Autophagy and SARS-CoV-2 infection: A possible smart targeting of the autophagy pathway
Shahla Shojaei, Madhumita Suresh, Daniel J. Klionsky, Hagar Ibrahim Labouta, Saeid Ghavami

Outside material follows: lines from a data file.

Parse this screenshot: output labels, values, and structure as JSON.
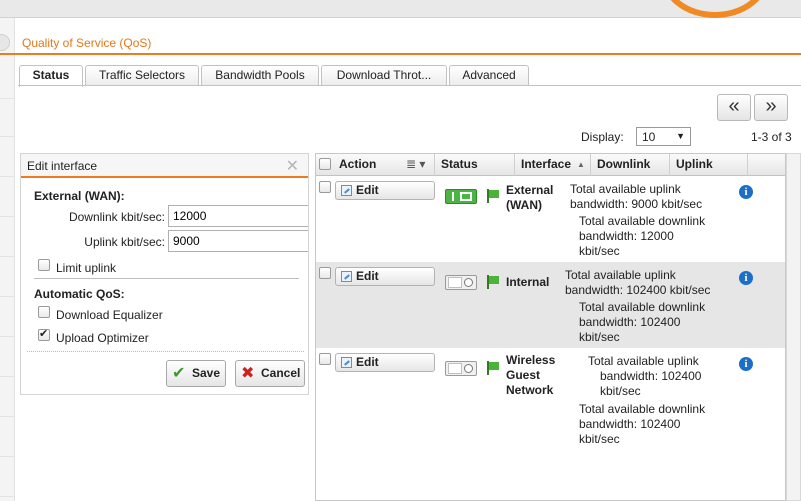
{
  "page": {
    "title": "Quality of Service (QoS)"
  },
  "tabs": [
    {
      "label": "Status",
      "active": true
    },
    {
      "label": "Traffic Selectors"
    },
    {
      "label": "Bandwidth Pools"
    },
    {
      "label": "Download Throt..."
    },
    {
      "label": "Advanced"
    }
  ],
  "pager": {
    "prev_symbol": "«",
    "next_symbol": "»",
    "display_label": "Display:",
    "display_value": "10",
    "display_arrow": "▼",
    "count_text": "1-3 of 3"
  },
  "edit_panel": {
    "title": "Edit interface",
    "close_symbol": "✕",
    "section_interface": "External (WAN):",
    "downlink_label": "Downlink kbit/sec:",
    "downlink_value": "12000",
    "uplink_label": "Uplink kbit/sec:",
    "uplink_value": "9000",
    "limit_uplink_label": "Limit uplink",
    "limit_uplink_checked": false,
    "section_auto": "Automatic QoS:",
    "download_equalizer_label": "Download Equalizer",
    "download_equalizer_checked": false,
    "upload_optimizer_label": "Upload Optimizer",
    "upload_optimizer_checked": true,
    "save_label": "Save",
    "save_icon": "✔",
    "cancel_label": "Cancel",
    "cancel_icon": "✖"
  },
  "grid": {
    "columns": {
      "action": "Action",
      "status": "Status",
      "interface": "Interface",
      "downlink": "Downlink",
      "uplink": "Uplink"
    },
    "sort_icon": "≣ ▾",
    "sort_asc_icon": "▲",
    "rows": [
      {
        "edit_label": "Edit",
        "enabled": true,
        "name_lines": [
          "External",
          "(WAN)"
        ],
        "uplink_lines": [
          "Total available uplink",
          "bandwidth: 9000 kbit/sec"
        ],
        "downlink_lines": [
          "Total available downlink",
          "bandwidth: 12000",
          "kbit/sec"
        ],
        "info_symbol": "i"
      },
      {
        "edit_label": "Edit",
        "enabled": false,
        "name_lines": [
          "Internal"
        ],
        "uplink_lines": [
          "Total available uplink",
          "bandwidth: 102400 kbit/sec"
        ],
        "downlink_lines": [
          "Total available downlink",
          "bandwidth: 102400",
          "kbit/sec"
        ],
        "info_symbol": "i"
      },
      {
        "edit_label": "Edit",
        "enabled": false,
        "name_lines": [
          "Wireless",
          "Guest",
          "Network"
        ],
        "uplink_lines": [
          "Total available uplink",
          "bandwidth: 102400",
          "kbit/sec"
        ],
        "downlink_lines": [
          "Total available downlink",
          "bandwidth: 102400",
          "kbit/sec"
        ],
        "info_symbol": "i"
      }
    ]
  }
}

The severe acute respiratory syndrome coronavirus 2 (SARS-CoV-2) outbreak resulted in 5,993,317 confirmed cases worldwide with 365,394 confirmed deaths (as of May 29th, 2020, WHO). The molecular mechanism of virus infection and spread in the body is not yet disclosed, but studies on other betacoronaviruses show that, upon cell infection, these viruses inhibit macroautophagy/autophagy flux and cause the accumulation of autophagosomes. No drug has yet been approved for the treatment of SARS-CoV-2 infection; however, preclinical investigations suggested repurposing of several FDA-approved drugs for clinical trials. Half of these drugs are modulators of the autophagy pathway. Unexpectedly, instead of acting by directly antagonizing the effects of viruses, these drugs appear to function by suppressing autophagy flux. Based on the established cross-talk between autophagy and apoptosis, we speculate that over-accumulation of autophagosomes activates an apoptotic pathway that results in apoptotic death of the infected cells and disrupts the virus replication cycle. However, administration of the suggested drugs are associated with severe adverse effects due to their off-target accumulation. Nanoparticle targeting of autophagy at the sites of interest could be a powerful tool to efficiently overcome SARS-CoV-2 infection while avoiding the common adverse effects of these drugs.